Zeltenreich Church traced its roots back to the early 18th century when German Reformed settlers came to the Lancaster County area looking for a place to work, raise their families, and worship God. A farmer named Andrew Seltenreich donated the property where the congregation is presently located and the first church was built in the mid 1700s.  An extensive history of the early congregation can be found at Zeltenreich Reformed Church History by Rev. C. G. Bachman, Pastor.

Covenant Church began worshiping in New Holland in May of 2005. In 2011, the two congregations came together to revitalize the tradition of Zeltenreich Reformed Church.

Blessed Beginnings of Covenant Reformed Church!

Covenant Reformed Church began with prayer. Several of the families, who initially showed interest in the church, had been praying for some years that God would raise up a church in the Eastern Lancaster County area which was committed to the Reformed faith. Specifically, they were committed to start a church that was Reformed in doctrine, covenantal in character, traditional in worship, and committed to Christian education.

As the group set out to explore their denominational options, we began to look at the United Reformed Churches of North America (URCNA). We began reading The URCNA Church Order and loved seeing the Biblical truths of the Church reflected in the document. After contacting Rev. Paul Murphy of Messiah’s Reformed Fellowship (URC), he came out from New York City to meet with us on March 16, 2005.

Several weeks later, after eliminating two other possibilities, the group decided to apply to be a URC church.

Finding a Place to Worship

We began worshiping on June 12, 2005, with eight committed families (38 souls). We first worshiped in Churchtown, PA. (approximately 20 miles east of Lancaster), at an historic church building owned and occupied by the local historical society. The location was great, and the atmosphere was wonderful (old box pews and all), but because of the lack of separate rooms and bathroom accommodations, it proved to be less than ideal.

We moved seven miles west into New Holland, PA and tried worshiping at the New Holland United Methodist Church. This location, overall, was ideal for three of our committed families who live in New Holland. As we compared the two facilities, it became obvious that the church in New Holland was much preferred. We negotiated a lease with the officials at the New Holland United Methodist Church to use the facility for a worship every Sunday morning.

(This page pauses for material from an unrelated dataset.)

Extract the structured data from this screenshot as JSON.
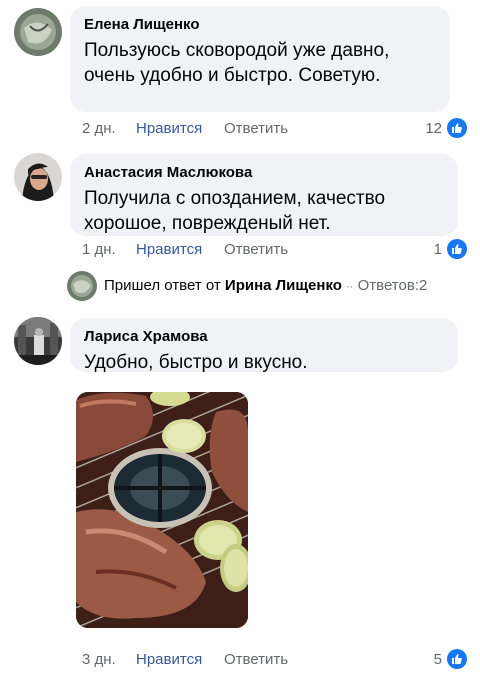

In May 2011, we moved to a new permanent location at the Zeltenreich UCC, 752 Hollander Road, New Holland.  We now offer a Sunday School program at 9:15 am and worship services at 10:30 am and 6:00 pm.